Task description >> Check each line of the records below for the string "مشاوره", then state how many lines contain it, with no other output.

=== Begin Enclosure ===

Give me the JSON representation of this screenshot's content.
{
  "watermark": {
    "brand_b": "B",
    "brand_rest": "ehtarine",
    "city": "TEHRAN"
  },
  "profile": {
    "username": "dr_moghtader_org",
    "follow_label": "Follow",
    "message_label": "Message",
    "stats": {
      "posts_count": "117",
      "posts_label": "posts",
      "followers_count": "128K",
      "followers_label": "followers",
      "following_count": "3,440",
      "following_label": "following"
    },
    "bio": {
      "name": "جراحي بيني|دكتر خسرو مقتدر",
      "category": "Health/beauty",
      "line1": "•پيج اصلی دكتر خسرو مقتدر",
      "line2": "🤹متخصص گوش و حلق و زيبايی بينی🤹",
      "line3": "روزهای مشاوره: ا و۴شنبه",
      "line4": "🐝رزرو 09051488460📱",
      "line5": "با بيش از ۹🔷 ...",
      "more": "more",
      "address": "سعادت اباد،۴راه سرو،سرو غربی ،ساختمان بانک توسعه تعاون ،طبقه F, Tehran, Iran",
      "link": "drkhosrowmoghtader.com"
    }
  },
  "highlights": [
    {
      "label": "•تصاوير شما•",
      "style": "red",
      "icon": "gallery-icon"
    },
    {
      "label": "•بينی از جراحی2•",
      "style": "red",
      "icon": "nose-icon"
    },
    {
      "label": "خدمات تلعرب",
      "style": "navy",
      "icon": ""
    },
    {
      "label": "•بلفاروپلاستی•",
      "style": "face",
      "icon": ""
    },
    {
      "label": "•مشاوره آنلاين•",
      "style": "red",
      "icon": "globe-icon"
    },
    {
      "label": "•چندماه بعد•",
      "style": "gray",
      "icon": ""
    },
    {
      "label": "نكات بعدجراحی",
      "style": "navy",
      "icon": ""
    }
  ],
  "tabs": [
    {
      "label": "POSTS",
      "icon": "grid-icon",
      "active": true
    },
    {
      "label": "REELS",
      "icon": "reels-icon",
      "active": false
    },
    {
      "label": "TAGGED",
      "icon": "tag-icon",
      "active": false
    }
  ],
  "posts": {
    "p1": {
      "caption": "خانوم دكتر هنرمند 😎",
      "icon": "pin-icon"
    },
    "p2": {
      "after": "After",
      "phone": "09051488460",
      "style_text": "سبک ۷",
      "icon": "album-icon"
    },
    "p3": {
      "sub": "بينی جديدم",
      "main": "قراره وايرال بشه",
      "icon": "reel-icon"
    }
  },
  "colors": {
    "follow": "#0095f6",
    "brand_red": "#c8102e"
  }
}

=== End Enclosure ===

Answer to the problem >> 2